On today’s date in 1873, the government of prime minister John A. Macdonald proposed an act to establish a mounted police force for the North-Western Territory (known today as the Northwest Territories).
Named for its location in relation to Rupert’s Land – the exclusive commercial domain of the Hudson’s Bay Company (HBC) from 1670-1870 – the North-Western Territory included present-day Yukon; the mainland Northwest Territories; northwestern mainland Nunavut; northwestern Saskatchewan; northern Alberta; and northern British Columbia. The vast region was controlled by the HBC until it ceded the land to the newly formed Dominion of Canada in 1870.
In 1867, Canada consisted of only four eastern provinces; however, three years later, on July 15, 1870, the government acquired Rupert’s Land from the HBC.
Opening the region to settlement required peaceful relations with Indigenous populations as well as the suppression of the whisky trade, and army officials who surveyed the area recommended a force of up to 150 mounted riflemen to maintain law and order.
THE ACT PASSES
The act proposed by the Macdonald government eventually passed on May 23, 1873.
The prime minister originally unveiled the new force as the “North West Mounted Rifles”; however, there were concerns about antagonizing both the U.S. population to the south and the Indigenous population at home, so the force was renamed the North-West Mounted Police (NWMP) when it was officially established in 1873.
It was a predecessor of today’s Royal Canadian Mounted Police (RCMP).
According to Library and Archives Canada, the general duties of the NWMP included:
- establishing law and order;
- collecting customs dues;
- enforcing prohibition;
- supervising the treaties between First Nations and the federal government;
- assisting in the settlement process;
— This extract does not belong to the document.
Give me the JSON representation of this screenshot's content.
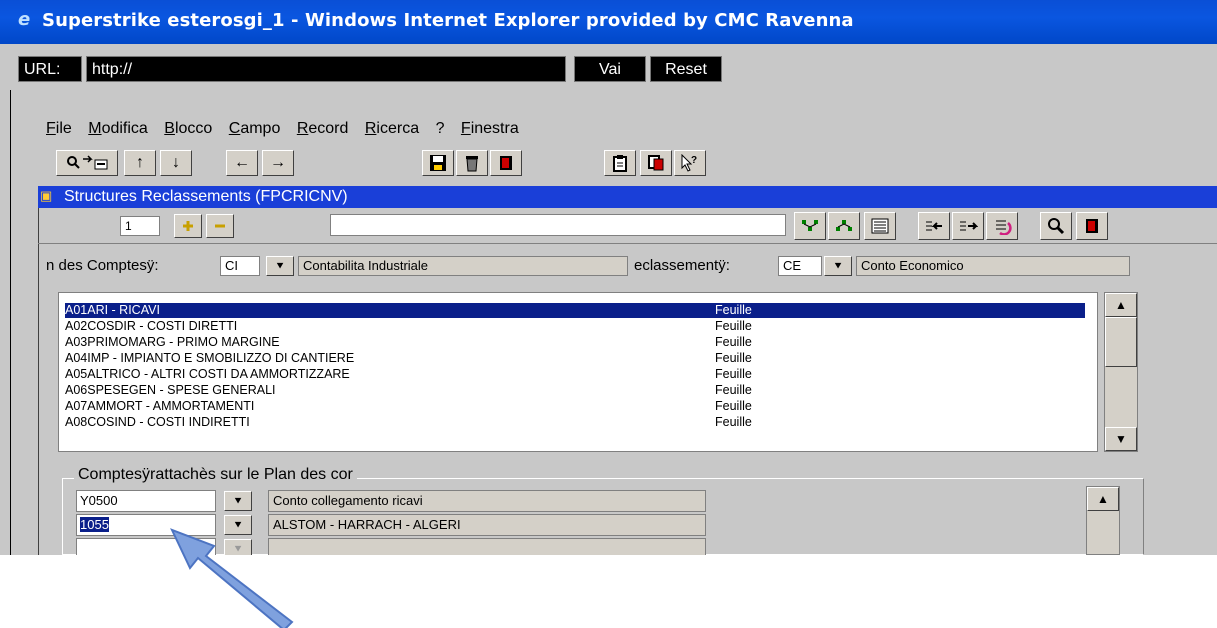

- ensuring the welfare of immigrants; and
- fighting prairie fires, disease and destitution.
NWMP, RCMP STAMPS
In 1935, Canada’s Post Office Department (now Canada Post) issued a 10-cent stamp depicting an RCMP officer on horseback.
The horse and landscape were engraved by Harold Osborn while the officer was engraved by Sydney F. Smith. The stamp itself was designed by Herman Herbert Schwartz.
In 1973, the Post Office Department issued another stamp, this with a face value of eight cents, featuring the NWMP’s “march west” and its commissioner G.A. French.
The NWMP was tasked with policing about 777,000 square kilometres of wilderness in the Canadian northwest in an attempt to suppress the whisky trade, calm the growing unrest among the Indigenous population and stamp out lawlessness throughout the vast territory.
“Fear of the Fenian raids from the south and the possibility of losing the West by default made it imperative that Canada quickly take official possession of the area. July 1874 saw three hundred raw recruits under G.A. French, the first commissioner, set out from Dufferin, Manitoba, across the plains to Old Man’s River in what is now southern Alberta. There they constructed Fort Macleod, named for the Assistant Commissioner,” reads a press release issued by the postal service in 1973.
“The rigorous trek … revealed in the men a stamina that augured will. Within a very few months the Indians came to sense the meaning of the scarlet tunic and the motto it represented: ‘Maintiens le Droit,’ ‘Uphold the Right.'”